── Material for this exercise ──

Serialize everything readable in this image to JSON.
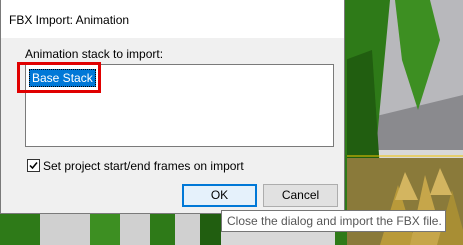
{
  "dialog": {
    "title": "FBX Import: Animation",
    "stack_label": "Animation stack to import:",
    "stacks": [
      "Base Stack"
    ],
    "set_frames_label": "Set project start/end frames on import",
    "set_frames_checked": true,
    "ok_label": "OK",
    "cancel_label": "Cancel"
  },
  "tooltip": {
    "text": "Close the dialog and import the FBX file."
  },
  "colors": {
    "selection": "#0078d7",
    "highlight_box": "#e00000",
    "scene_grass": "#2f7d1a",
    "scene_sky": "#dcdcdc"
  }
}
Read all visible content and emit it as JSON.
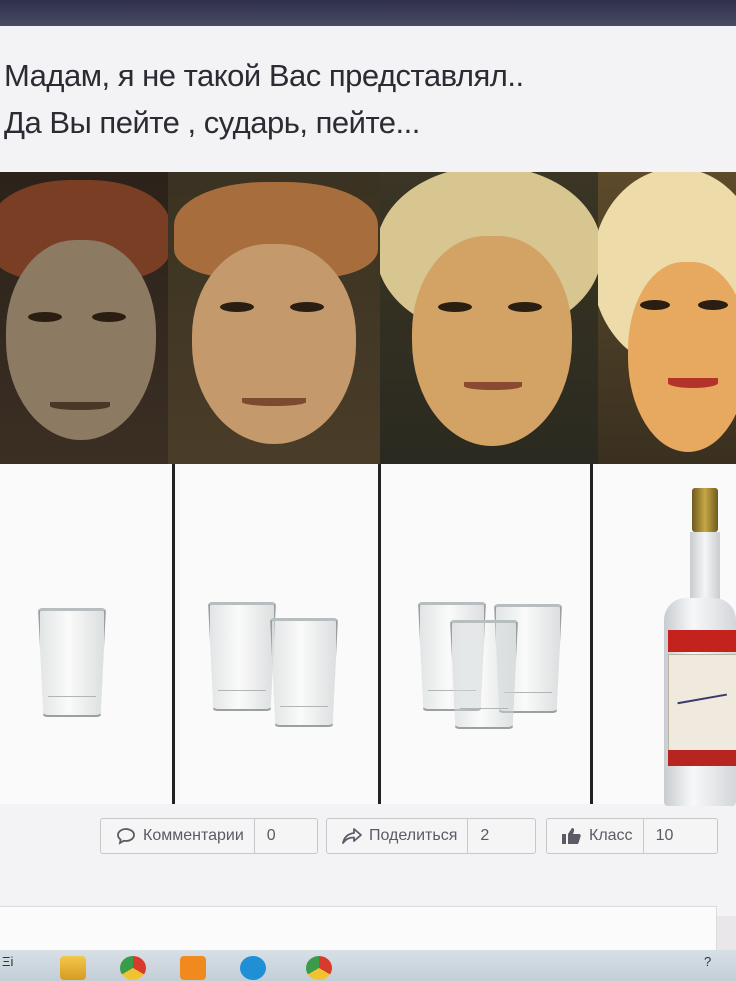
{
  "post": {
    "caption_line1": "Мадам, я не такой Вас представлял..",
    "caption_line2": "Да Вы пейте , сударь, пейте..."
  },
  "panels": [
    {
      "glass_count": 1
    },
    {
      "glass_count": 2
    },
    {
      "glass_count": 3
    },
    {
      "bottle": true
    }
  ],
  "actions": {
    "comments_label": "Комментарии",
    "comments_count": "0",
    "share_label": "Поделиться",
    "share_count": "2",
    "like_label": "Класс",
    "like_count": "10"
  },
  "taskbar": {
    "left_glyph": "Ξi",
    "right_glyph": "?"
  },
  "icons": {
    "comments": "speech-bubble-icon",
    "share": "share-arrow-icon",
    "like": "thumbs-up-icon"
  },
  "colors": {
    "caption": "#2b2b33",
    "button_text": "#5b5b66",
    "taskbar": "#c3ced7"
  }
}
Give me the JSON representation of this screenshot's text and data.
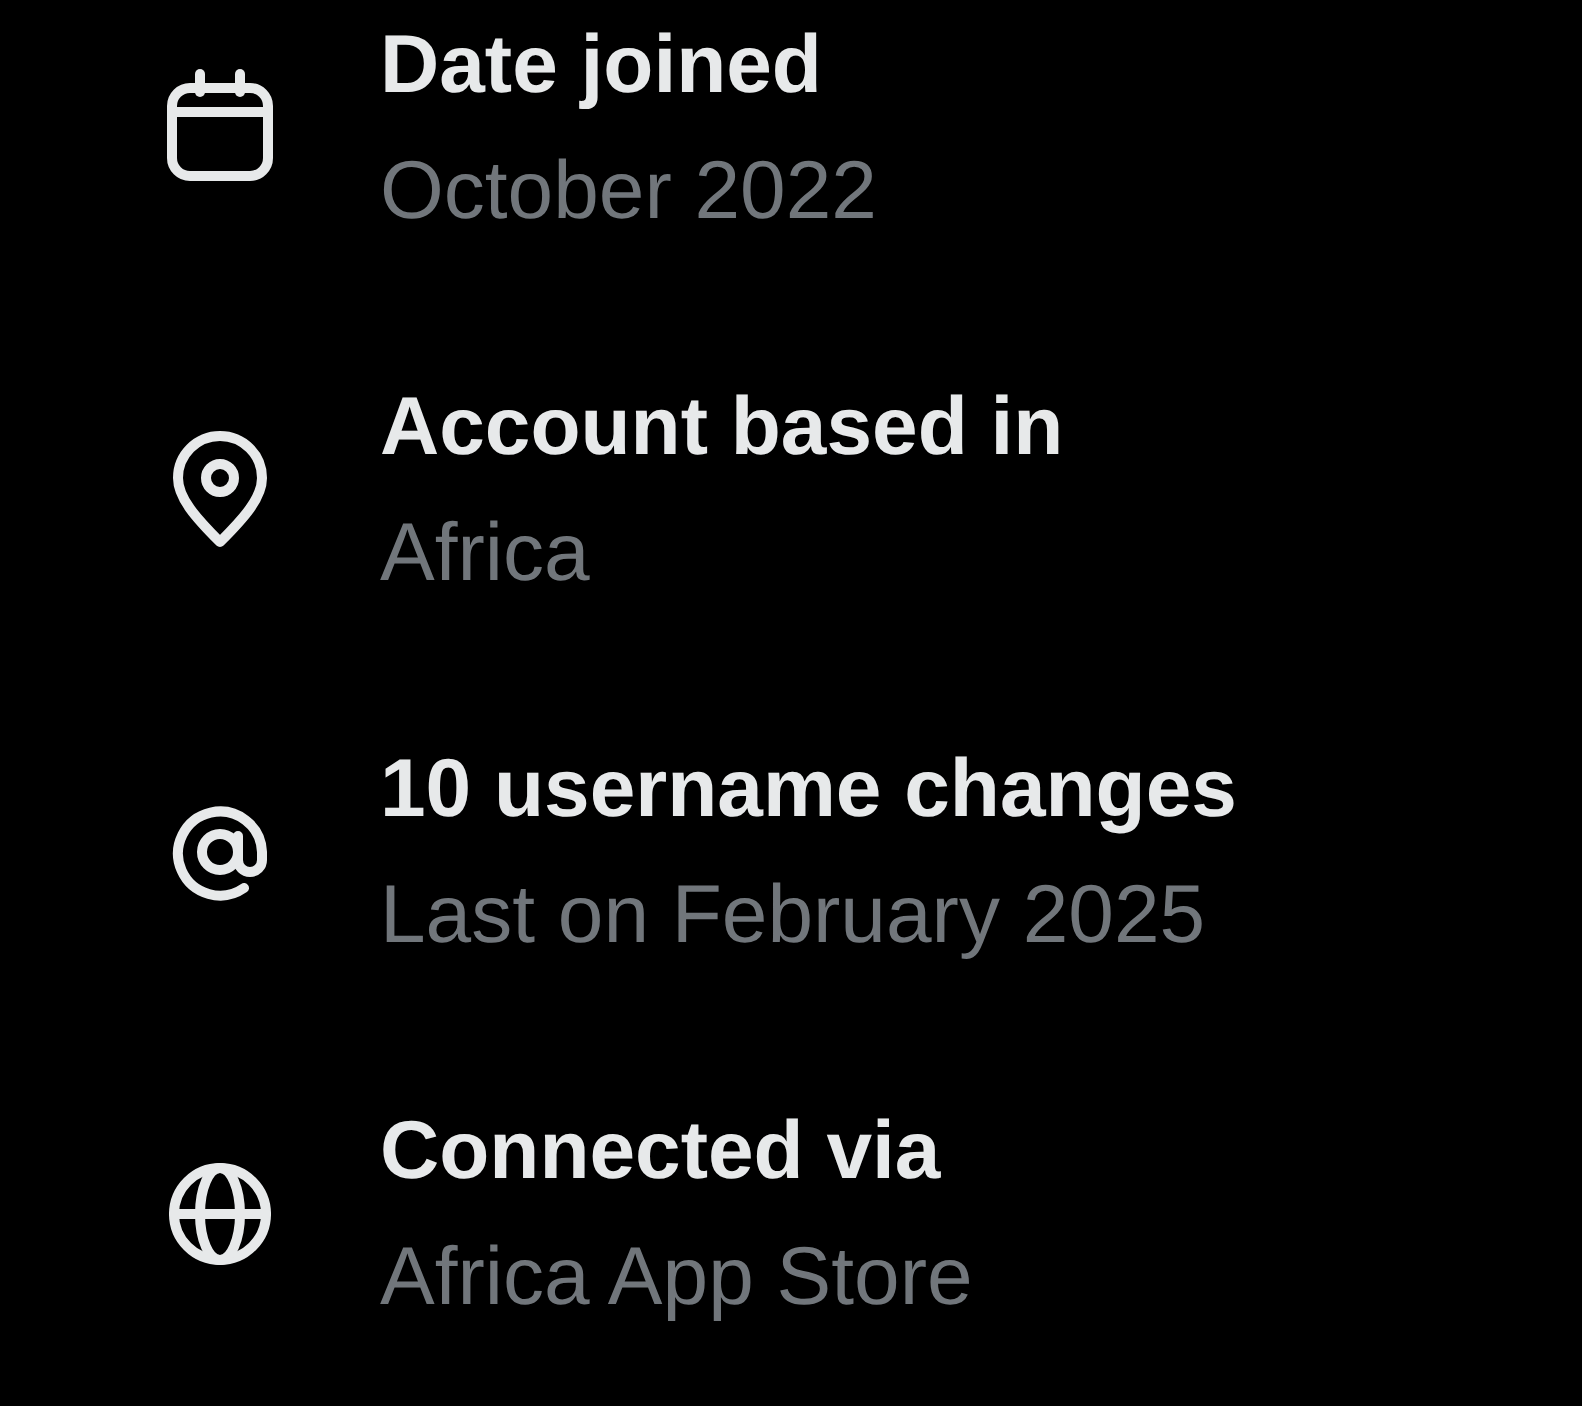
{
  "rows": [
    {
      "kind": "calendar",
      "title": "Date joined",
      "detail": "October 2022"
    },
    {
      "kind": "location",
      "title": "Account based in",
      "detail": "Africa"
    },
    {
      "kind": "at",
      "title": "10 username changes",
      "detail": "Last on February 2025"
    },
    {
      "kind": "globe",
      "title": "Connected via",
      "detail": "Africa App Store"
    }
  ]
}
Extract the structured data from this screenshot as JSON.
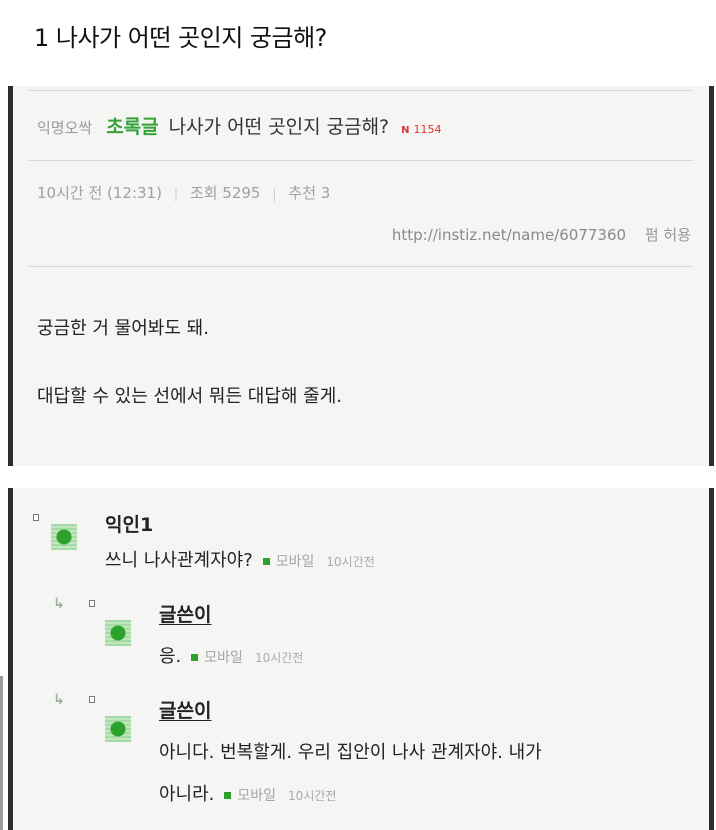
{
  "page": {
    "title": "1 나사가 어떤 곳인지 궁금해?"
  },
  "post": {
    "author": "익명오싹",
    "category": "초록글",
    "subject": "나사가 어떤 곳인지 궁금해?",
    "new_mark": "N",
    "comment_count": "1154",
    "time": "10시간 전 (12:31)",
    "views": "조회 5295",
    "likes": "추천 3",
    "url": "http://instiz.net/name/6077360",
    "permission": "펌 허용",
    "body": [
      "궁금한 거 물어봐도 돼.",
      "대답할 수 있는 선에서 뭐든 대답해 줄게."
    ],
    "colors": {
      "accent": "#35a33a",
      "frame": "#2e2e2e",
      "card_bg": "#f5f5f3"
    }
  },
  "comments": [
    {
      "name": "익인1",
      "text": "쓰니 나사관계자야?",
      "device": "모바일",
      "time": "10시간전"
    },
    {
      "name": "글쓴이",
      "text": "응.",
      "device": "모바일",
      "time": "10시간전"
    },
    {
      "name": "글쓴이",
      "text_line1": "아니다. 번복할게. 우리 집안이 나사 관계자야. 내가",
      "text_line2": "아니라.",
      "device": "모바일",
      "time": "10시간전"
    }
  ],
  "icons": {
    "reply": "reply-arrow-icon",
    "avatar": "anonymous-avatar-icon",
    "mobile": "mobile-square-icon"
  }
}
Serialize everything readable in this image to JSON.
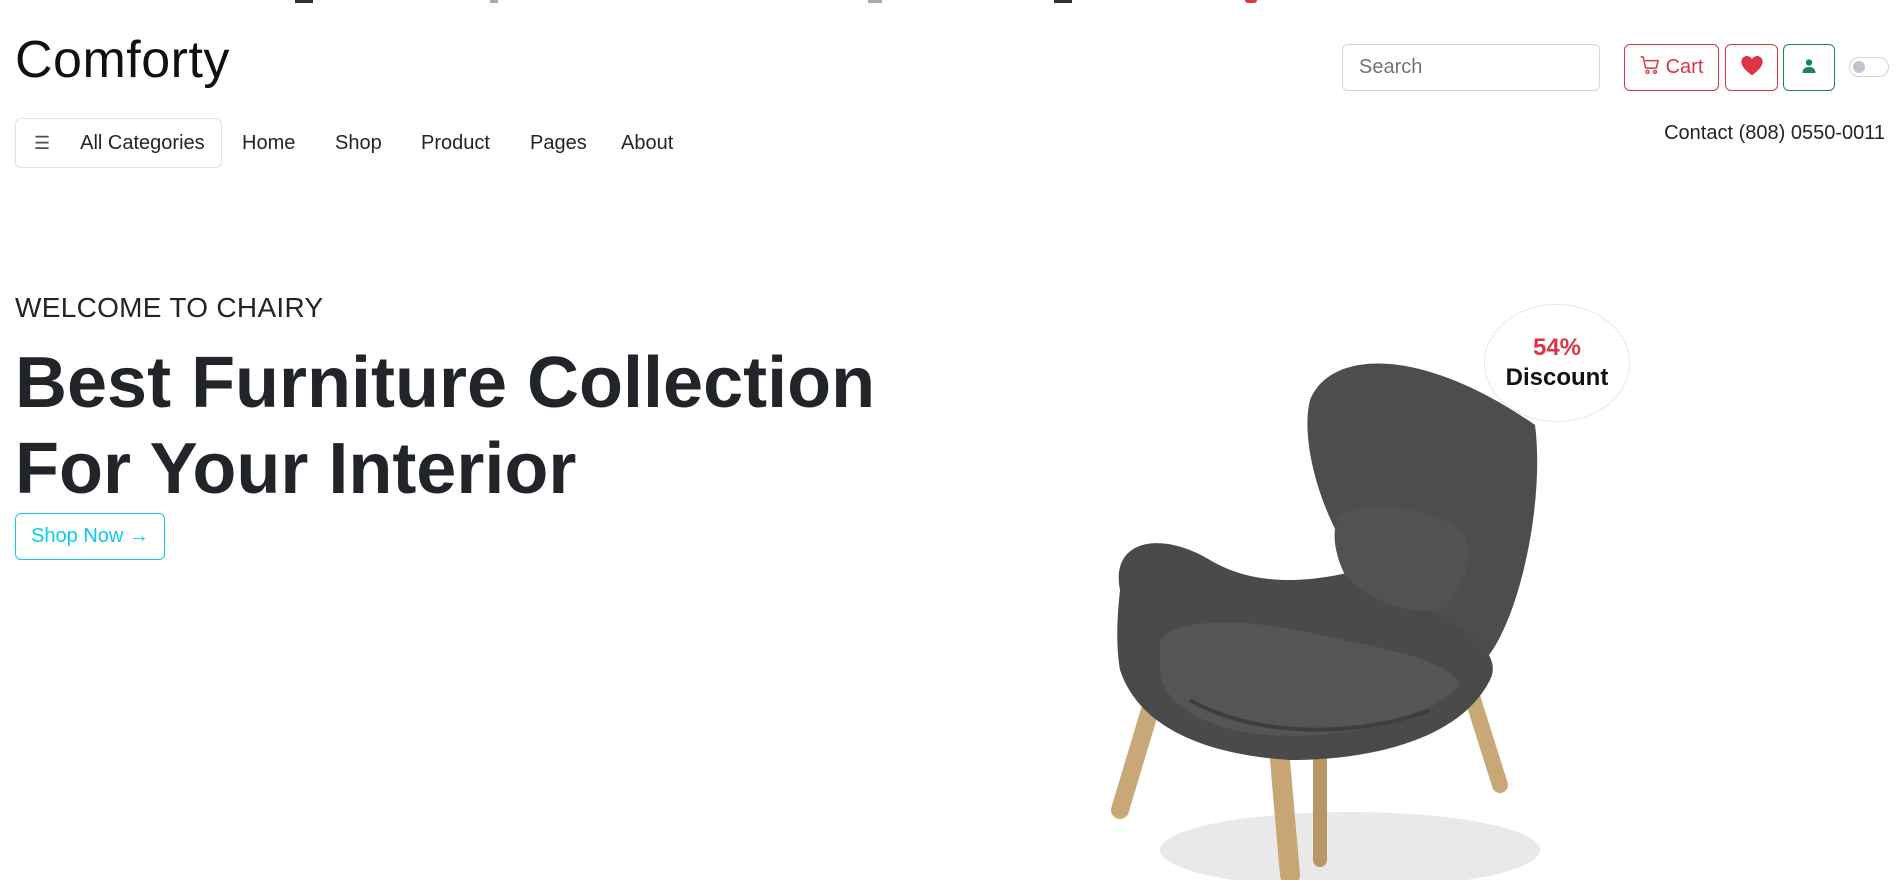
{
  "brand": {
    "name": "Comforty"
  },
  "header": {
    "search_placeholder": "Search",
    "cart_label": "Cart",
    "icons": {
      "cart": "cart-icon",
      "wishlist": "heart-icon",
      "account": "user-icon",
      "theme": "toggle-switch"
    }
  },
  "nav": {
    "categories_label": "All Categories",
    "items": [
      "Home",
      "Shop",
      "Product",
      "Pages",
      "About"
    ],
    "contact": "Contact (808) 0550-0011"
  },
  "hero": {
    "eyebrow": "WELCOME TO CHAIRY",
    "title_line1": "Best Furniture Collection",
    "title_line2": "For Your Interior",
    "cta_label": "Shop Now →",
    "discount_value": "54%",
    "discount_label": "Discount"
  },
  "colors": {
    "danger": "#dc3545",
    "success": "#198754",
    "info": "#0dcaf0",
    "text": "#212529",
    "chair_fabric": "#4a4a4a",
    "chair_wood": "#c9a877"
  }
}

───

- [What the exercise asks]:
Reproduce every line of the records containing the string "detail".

- [Result for this exercise]:
      "detail": "October 2022"
      "detail": "Africa"
      "detail": "Last on February 2025"
      "detail": "Africa App Store"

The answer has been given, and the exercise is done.